Adexchanger recently published a timely article “Breaking through the Attribution Canopy” on the Attribution marketplace (view it on Encore’s facebook page). Overall they did a good job of highlighting the conflicts of interest that are inherent when your media vendor is also your trusted source of insights. They also touched on the emergence of new solutions that are designed to address the needs of the larger market. Along with other industry executives, I was quoted in the interview.
During the interview, we discussed a lot of issues surrounding media attribution and optimization. But as with any interview, only a few of my comments were published. To provide some context and clarify our POV, here are the key takeaways:
- We are glad to see that Attribution has (finally) reached a tipping point. Brands, agencies, DSPs and media platforms are scrambling to leverage machine-based insights to optimize media spend. Continuing to rely on last-touch KPIs for is simply a lazy and irresponsible approach to measuring media.

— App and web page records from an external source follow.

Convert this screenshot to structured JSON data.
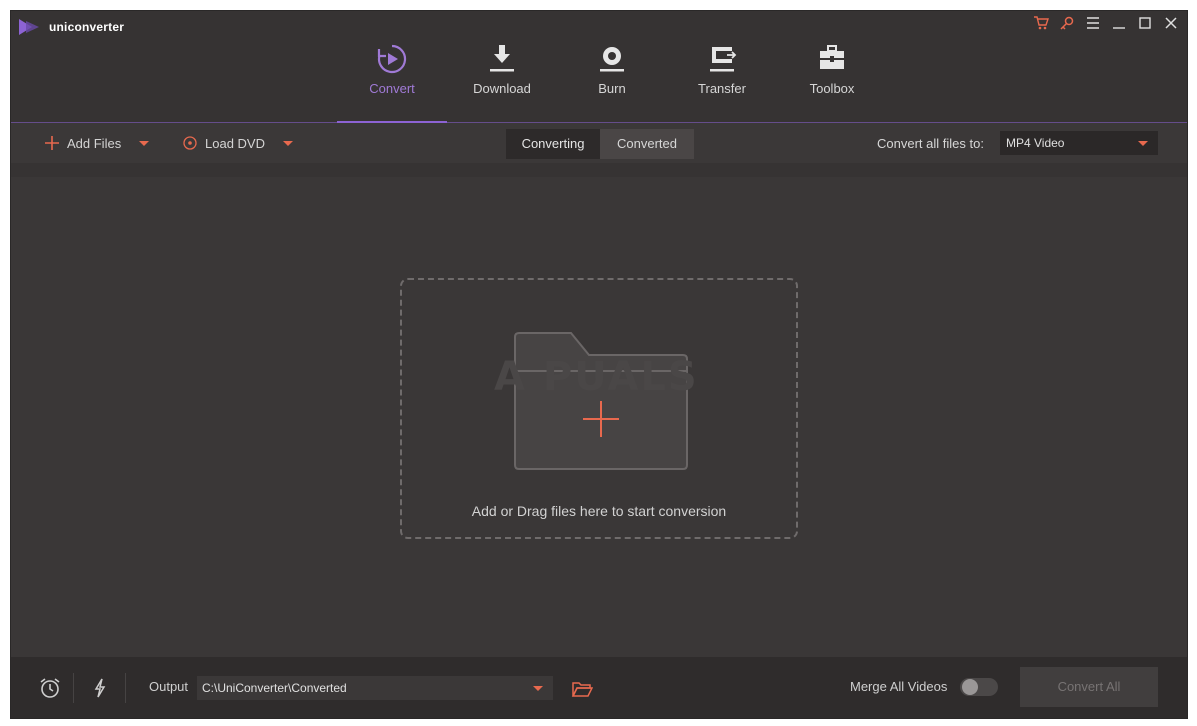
{
  "app": {
    "title": "uniconverter"
  },
  "window_controls": [
    "cart-icon",
    "key-icon",
    "menu-icon",
    "minimize-icon",
    "maximize-icon",
    "close-icon"
  ],
  "nav": {
    "items": [
      {
        "label": "Convert",
        "icon": "convert-icon",
        "active": true
      },
      {
        "label": "Download",
        "icon": "download-icon",
        "active": false
      },
      {
        "label": "Burn",
        "icon": "burn-icon",
        "active": false
      },
      {
        "label": "Transfer",
        "icon": "transfer-icon",
        "active": false
      },
      {
        "label": "Toolbox",
        "icon": "toolbox-icon",
        "active": false
      }
    ]
  },
  "toolbar": {
    "add_files": "Add Files",
    "load_dvd": "Load DVD",
    "tabs": [
      {
        "label": "Converting",
        "active": true
      },
      {
        "label": "Converted",
        "active": false
      }
    ],
    "convert_all_label": "Convert all files to:",
    "format_value": "MP4 Video"
  },
  "main": {
    "drop_text": "Add or Drag files here to start conversion",
    "watermark": "A  PUALS"
  },
  "bottom": {
    "output_label": "Output",
    "output_path": "C:\\UniConverter\\Converted",
    "merge_label": "Merge All Videos",
    "merge_enabled": false,
    "convert_all_button": "Convert All"
  },
  "colors": {
    "accent": "#8d63d4",
    "active_text": "#a07ad6",
    "orange": "#e8694e",
    "background": "#3a3737"
  }
}
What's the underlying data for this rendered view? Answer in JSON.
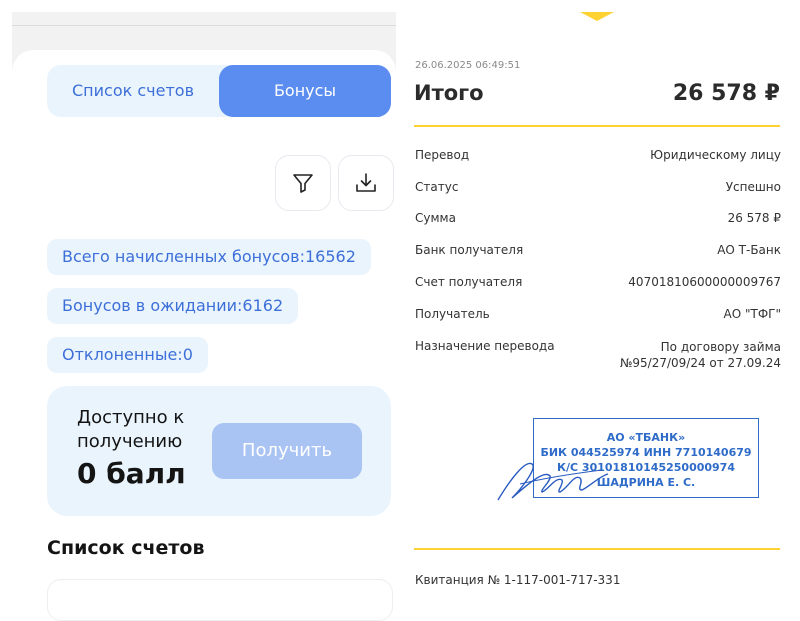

- We believe measurement, analysis and optimization decisions should be driven by the advertiser, its agency or an independent solution provider, not its media vendor. Even if the fox is friendly, it shouldn’t be in the hen house.
- We also believe data should be easily ported, integrated and made available for analysis, regardless of who sells the media or who serves the ads. Openness, transparency and portability are not only ideological values; they also make business sense.
- The growing concentration of power of leading media and technology vendors should be on everyone’s radar as a threat to transparency and openness. If you look at the markets for programmatic display, video advertising, search, social marketing, mobile advertising* and ad serving, the dominant players are making it difficult and expensive to independently analyze their data in the context of other media. The path to marketing and advertising success does not end in a walled garden.
- To date, advanced insights (e.g. algorithmic attribution and data-driven optimization tools) have been reserved for the largest advertisers who can afford six-figure price tags. As the article points out, there is a large unmet need beyond the top 200 advertisers. To address the needs of the thousands of middle market advertisers, a new model (no pun intended) is needed. Heavy, expensive and service-intensive solutions cannot scale across the broader market. The next phase of adoption will be won by light and agile solutions that are affordable and easy to implement.
- To deliver modeled insights at scale, the solution must be automated, efficient, flexible and customizable for each advertiser. It should also be affordable. On this point, we wholeheartedly agree with Forrester’s Tina Moffett “I think one advantage [attribution start-ups] do have is they were able to see the market needs and where the gaps were … and where existing players were falling short.”
For these reasons, we are very excited about the prospects for innovators who are able to address unmet needs for the large and growing middle market.
*For more on my quote that Google gets half of all mobile ad dollars, please see the emarketer report published earlier this year.
As always, thanks for reading and feel free to share comments or contact me if you have any questions.